From 1960s to 1970s, when Kabuki was in its postwar prime, new movements emerged one after another. Especially, recognition of the importance of the original Kabuki style spread, which tended to be underestimated during and after the Meiji period. In 1965, Kabuki received the overall designation as an important intangible cultural property, whose holder is the Organization for the Preservation of Kabuki, and National Theater opened, and moreover, performances, such as the whole play of revived Kyogen, went well. After that, there was the opening of the Osaka Shochiku-za Theater in Osaka, which was remodeled from a movie theater, and the Hakata-za Theater in Fukuoka, so Kabuki performances became more prosperous. And moreover, the third "Ennosuke ICHIKAWA" energetically performed revived Kyogen, into which he fully reintroduced the factors of Keren that were once despised; Ennosuke sought to improve Kabuki as the theater, so he tried a much more boldly staged Kabuki, called Super Kabuki. Recently, some trials were also made, such as Cocoon Kabuki by the eighteenth Kanzaburo NAKAMURA, the performances of Heisei Nakamura-za Theater, and the Kabuki revival project in Kansai area by the fourth "Tojuro SAKATA" and others. We could say these activities also pursued the original style of Kabuki & its modern innovation at the same time. Even in direction, modern theater directors, such as "Hideki NODA," "Yukio NINAGAWA," "Kazumi KUSHIDA," "Koki MITANI" and "Efu WAKAGI," were invited, thereby adding the modern theater flavor to Kabuki performances.
Kabuki performances today are not entirely the same as those during the Edo period, which is simply exemplified by the theater facilities in each time. Under this change, the Kabuki community continues to try performing Kabuki as a modern drama while placing the long-established traditional performance style at its center.
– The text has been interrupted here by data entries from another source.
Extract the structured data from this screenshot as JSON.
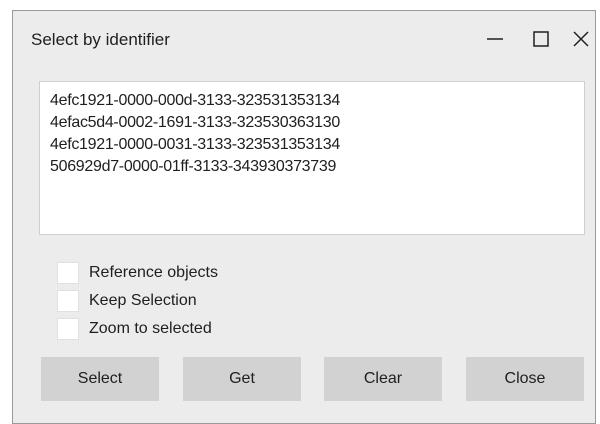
{
  "window": {
    "title": "Select by identifier",
    "controls": {
      "minimize_icon": "minimize-icon",
      "maximize_icon": "maximize-icon",
      "close_icon": "close-icon"
    }
  },
  "identifiers": {
    "lines": [
      "4efc1921-0000-000d-3133-323531353134",
      "4efac5d4-0002-1691-3133-323530363130",
      "4efc1921-0000-0031-3133-323531353134",
      "506929d7-0000-01ff-3133-343930373739"
    ]
  },
  "options": {
    "items": [
      {
        "label": "Reference objects",
        "checked": false
      },
      {
        "label": "Keep Selection",
        "checked": false
      },
      {
        "label": "Zoom to selected",
        "checked": false
      }
    ]
  },
  "buttons": {
    "select_label": "Select",
    "get_label": "Get",
    "clear_label": "Clear",
    "close_label": "Close"
  },
  "colors": {
    "dialog_bg": "#ececec",
    "button_bg": "#d2d2d2",
    "text": "#202020"
  }
}
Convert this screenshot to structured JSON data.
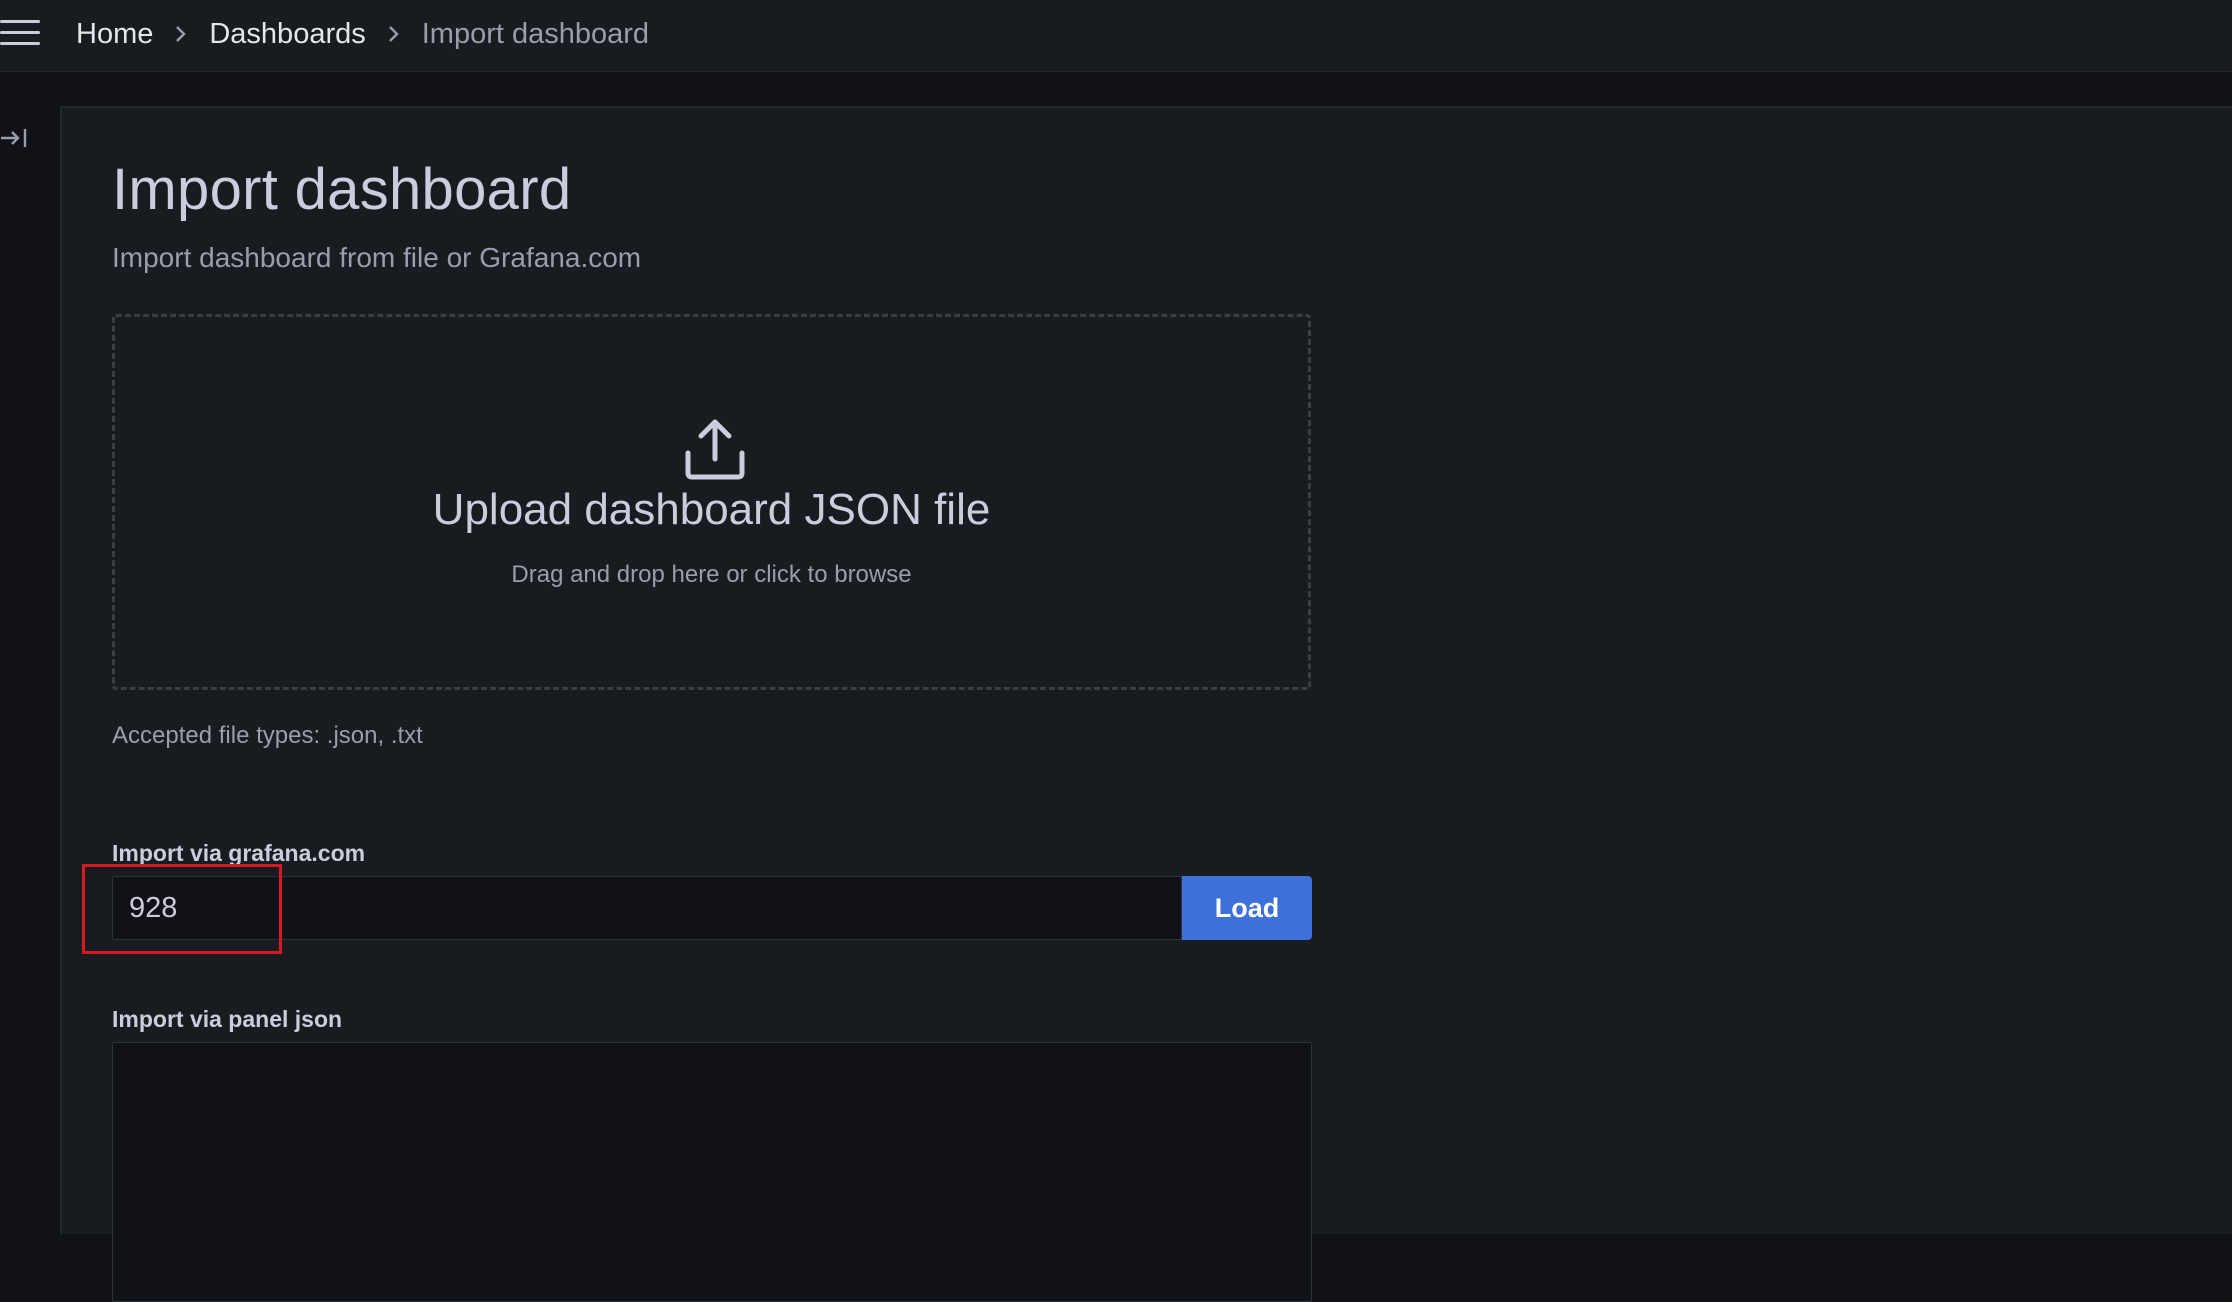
{
  "header": {
    "menu_icon": "hamburger-menu-icon",
    "breadcrumbs": [
      "Home",
      "Dashboards",
      "Import dashboard"
    ],
    "separator_icon": "chevron-right-icon"
  },
  "sidebar": {
    "dock_icon": "dock-menu-icon"
  },
  "page": {
    "title": "Import dashboard",
    "subtitle": "Import dashboard from file or Grafana.com"
  },
  "upload": {
    "icon": "upload-icon",
    "title": "Upload dashboard JSON file",
    "hint": "Drag and drop here or click to browse",
    "accepted": "Accepted file types: .json, .txt"
  },
  "grafana_com": {
    "label": "Import via grafana.com",
    "value": "928",
    "button_label": "Load",
    "button_color": "#3d71d9"
  },
  "panel_json": {
    "label": "Import via panel json",
    "value": ""
  },
  "colors": {
    "highlight": "#d9181f",
    "background": "#111217",
    "panel": "#181b1f"
  }
}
These performance activities earn Kabuki a good reputation as the traditional performing arts living in today's world.
The Organization for the Preservation of Kabuki
The corporation of the Organization for the Preservation of Kabuki is a group of members who are the most highly-skilled of all people involved in Kabuki. The group holds the overall designation as the important intangible cultural property. The number of its active members as of October 25, 2007, is 162. Well-known members include the eighteenth Kanzaburo NAKAMURA & the eleventh "Ebizo ICHIKAWA."
For details, please refer to the article of "Shiroto Kabuki" (amateur Kabuki).
In addition to the plays by the expert performers, local residents all over Japan perform plays in the name of, for example, the festival ritual dedicated to a god, following the tradition from the Edo period. These plays are called "Jishibai," and in most cases, their content is either Kabuki or Ningyo Joruri. In Kabuki, various plays exist, such as Farmers' Kabuki, performed in farming areas, and the play on a Hikiyama festival float, performed in urban areas' Hikiyama-matsuri Festival. Many Jishibai programs overlap with those of expert performers, which indicates that Jishibai is strongly influenced by the experts' performances. But there also exist some originally developed performances, including those having their own original programs.
Kabuki is difficult for today's Japanese to understand when they see the play for the first time, so it is said that they can understand Kabuki more deeply and more easily if they check out the story's content beforehand.